stars, glitches from pulsars and quasi-periodic oscillations from accreting
neutron stars provide information about neutron star masses, radii, temperatures, ages and internal compositions.

dÑ ≡ intergalactic neutron star on shrooms


The term neutron star as generally used today refers to a star with a mass M
on the order of 1.5 solar masses (M ), a radius R of ∼ 12 km, and a central density nc as high as 5 to 10 times the nuclear equilibrium density n0 ' 0.16 fm−3
of neutrons and protons found in laboratory nuclei. A neutron star is thus
one of the densest forms of matter in the observable universe [1, 2, 3]. Although neutrons dominate the nucleonic component of neutron stars, some
protons (and enough electrons and muons to neutralize the matter) exist. At
supra-nuclear densities, exotica such as strangeness-bearing baryons [4, 5],
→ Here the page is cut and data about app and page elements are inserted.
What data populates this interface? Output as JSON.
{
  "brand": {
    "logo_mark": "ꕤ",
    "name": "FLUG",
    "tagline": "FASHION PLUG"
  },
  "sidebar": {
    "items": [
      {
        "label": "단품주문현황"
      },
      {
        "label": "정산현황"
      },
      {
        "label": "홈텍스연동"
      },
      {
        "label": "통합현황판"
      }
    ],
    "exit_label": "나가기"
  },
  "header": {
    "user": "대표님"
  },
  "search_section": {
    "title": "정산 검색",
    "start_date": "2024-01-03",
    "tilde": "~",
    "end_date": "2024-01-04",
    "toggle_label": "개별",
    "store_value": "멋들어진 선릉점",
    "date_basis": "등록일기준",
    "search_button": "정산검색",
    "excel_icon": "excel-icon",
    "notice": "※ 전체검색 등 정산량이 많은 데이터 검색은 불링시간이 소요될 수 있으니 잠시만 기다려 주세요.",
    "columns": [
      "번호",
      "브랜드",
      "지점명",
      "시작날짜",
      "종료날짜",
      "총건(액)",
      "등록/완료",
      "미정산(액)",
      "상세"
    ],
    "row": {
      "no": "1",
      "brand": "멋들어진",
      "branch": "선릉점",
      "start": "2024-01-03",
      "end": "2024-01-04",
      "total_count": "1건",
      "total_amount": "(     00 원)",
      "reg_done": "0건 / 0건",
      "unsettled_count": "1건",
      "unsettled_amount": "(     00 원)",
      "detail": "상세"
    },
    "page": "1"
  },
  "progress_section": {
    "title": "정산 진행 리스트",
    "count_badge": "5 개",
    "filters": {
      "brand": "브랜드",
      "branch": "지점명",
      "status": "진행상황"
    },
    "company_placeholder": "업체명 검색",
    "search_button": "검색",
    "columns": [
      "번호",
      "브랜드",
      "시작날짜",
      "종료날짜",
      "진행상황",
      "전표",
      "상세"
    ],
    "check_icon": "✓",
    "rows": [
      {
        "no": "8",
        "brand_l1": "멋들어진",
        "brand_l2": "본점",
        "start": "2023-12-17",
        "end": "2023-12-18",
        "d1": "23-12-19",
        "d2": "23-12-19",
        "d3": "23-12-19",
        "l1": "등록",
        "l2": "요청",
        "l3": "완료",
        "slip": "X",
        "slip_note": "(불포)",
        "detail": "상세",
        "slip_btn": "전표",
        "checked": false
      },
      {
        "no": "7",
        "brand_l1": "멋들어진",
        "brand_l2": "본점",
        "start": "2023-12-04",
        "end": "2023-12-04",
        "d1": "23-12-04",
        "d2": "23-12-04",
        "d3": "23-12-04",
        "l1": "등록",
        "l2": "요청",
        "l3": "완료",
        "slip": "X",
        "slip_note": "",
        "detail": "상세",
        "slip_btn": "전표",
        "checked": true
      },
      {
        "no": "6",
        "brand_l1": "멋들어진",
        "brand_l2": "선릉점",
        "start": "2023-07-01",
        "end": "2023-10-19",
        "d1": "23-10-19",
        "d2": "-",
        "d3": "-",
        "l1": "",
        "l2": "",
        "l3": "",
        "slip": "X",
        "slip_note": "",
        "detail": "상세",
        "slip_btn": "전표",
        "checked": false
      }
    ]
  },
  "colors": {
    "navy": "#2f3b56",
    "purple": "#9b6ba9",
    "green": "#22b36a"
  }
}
condensed mesons (pion or kaon) [6, 7, 8], or even deconfined quarks [9] may
appear. Fermions, whether in the form of hadrons or deconfined quarks, are
expected to also exhibit superfluidity and/or superconductivity.
Neutron stars encompass “normal” stars, with hadronic matter exteriors in
which the surface pressure and baryon density vanish (the interior may contain any or a combination of exotic particles permitted by the physics of strong
interactions), and “strange quark matter” (SQM) stars [10]. An SQM star could
have either a bare quark matter surface with vanishing pressure but a large,
supra-nuclear density, or a thin layer of normal matter supported by Coulomb
forces above the quark surface. The name SQM star originates from the conjecture that quark matter with up, down and strange quarks (the charm, bottom
and top quarks are too massive to appear inside neutron stars) might have
a greater binding energy per baryon at zero pressure than iron nuclei have.